_Brief_
Write every entry out again exactly, please, and skip the pictures.
┌──
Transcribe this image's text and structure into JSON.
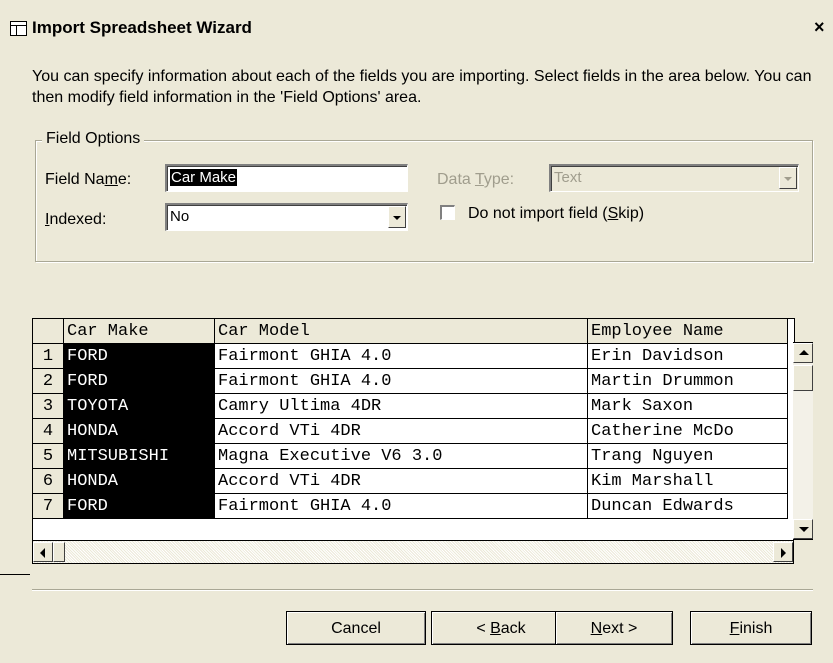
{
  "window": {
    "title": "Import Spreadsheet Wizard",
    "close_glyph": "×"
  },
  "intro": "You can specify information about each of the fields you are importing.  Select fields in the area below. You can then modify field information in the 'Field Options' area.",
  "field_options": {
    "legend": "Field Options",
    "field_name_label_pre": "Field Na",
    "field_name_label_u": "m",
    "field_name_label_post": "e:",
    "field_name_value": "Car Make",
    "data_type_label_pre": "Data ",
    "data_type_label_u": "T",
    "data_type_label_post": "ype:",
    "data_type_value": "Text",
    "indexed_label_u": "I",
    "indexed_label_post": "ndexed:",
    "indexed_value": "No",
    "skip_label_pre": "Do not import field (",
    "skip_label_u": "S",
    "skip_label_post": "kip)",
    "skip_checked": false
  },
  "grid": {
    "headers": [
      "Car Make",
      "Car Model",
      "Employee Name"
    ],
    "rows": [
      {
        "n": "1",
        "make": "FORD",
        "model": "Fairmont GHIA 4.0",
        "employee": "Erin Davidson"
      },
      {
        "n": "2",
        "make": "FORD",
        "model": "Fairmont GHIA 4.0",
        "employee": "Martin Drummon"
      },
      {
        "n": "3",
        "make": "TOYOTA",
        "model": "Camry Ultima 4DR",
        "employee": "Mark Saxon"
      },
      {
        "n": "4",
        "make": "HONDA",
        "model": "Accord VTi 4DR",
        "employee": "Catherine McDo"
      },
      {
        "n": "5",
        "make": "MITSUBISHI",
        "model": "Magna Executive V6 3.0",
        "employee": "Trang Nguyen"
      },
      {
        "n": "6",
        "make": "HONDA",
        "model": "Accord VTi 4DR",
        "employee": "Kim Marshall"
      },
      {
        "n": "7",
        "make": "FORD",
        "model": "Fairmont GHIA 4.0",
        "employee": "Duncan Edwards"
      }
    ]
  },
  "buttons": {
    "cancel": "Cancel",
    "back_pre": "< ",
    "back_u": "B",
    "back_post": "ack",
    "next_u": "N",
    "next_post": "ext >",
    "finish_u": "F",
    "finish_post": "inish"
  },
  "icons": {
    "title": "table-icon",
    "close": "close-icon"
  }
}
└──
_Problem solution_
Transcribe this image's text and structure into JSON.
{
  "window": {
    "title": "Import Spreadsheet Wizard",
    "close_glyph": "×"
  },
  "intro": "You can specify information about each of the fields you are importing.  Select fields in the area below. You can then modify field information in the 'Field Options' area.",
  "field_options": {
    "legend": "Field Options",
    "field_name_label_pre": "Field Na",
    "field_name_label_u": "m",
    "field_name_label_post": "e:",
    "field_name_value": "Car Make",
    "data_type_label_pre": "Data ",
    "data_type_label_u": "T",
    "data_type_label_post": "ype:",
    "data_type_value": "Text",
    "indexed_label_u": "I",
    "indexed_label_post": "ndexed:",
    "indexed_value": "No",
    "skip_label_pre": "Do not import field (",
    "skip_label_u": "S",
    "skip_label_post": "kip)",
    "skip_checked": false
  },
  "grid": {
    "headers": [
      "Car Make",
      "Car Model",
      "Employee Name"
    ],
    "rows": [
      {
        "n": "1",
        "make": "FORD",
        "model": "Fairmont GHIA 4.0",
        "employee": "Erin Davidson"
      },
      {
        "n": "2",
        "make": "FORD",
        "model": "Fairmont GHIA 4.0",
        "employee": "Martin Drummon"
      },
      {
        "n": "3",
        "make": "TOYOTA",
        "model": "Camry Ultima 4DR",
        "employee": "Mark Saxon"
      },
      {
        "n": "4",
        "make": "HONDA",
        "model": "Accord VTi 4DR",
        "employee": "Catherine McDo"
      },
      {
        "n": "5",
        "make": "MITSUBISHI",
        "model": "Magna Executive V6 3.0",
        "employee": "Trang Nguyen"
      },
      {
        "n": "6",
        "make": "HONDA",
        "model": "Accord VTi 4DR",
        "employee": "Kim Marshall"
      },
      {
        "n": "7",
        "make": "FORD",
        "model": "Fairmont GHIA 4.0",
        "employee": "Duncan Edwards"
      }
    ]
  },
  "buttons": {
    "cancel": "Cancel",
    "back_pre": "< ",
    "back_u": "B",
    "back_post": "ack",
    "next_u": "N",
    "next_post": "ext >",
    "finish_u": "F",
    "finish_post": "inish"
  },
  "icons": {
    "title": "table-icon",
    "close": "close-icon"
  }
}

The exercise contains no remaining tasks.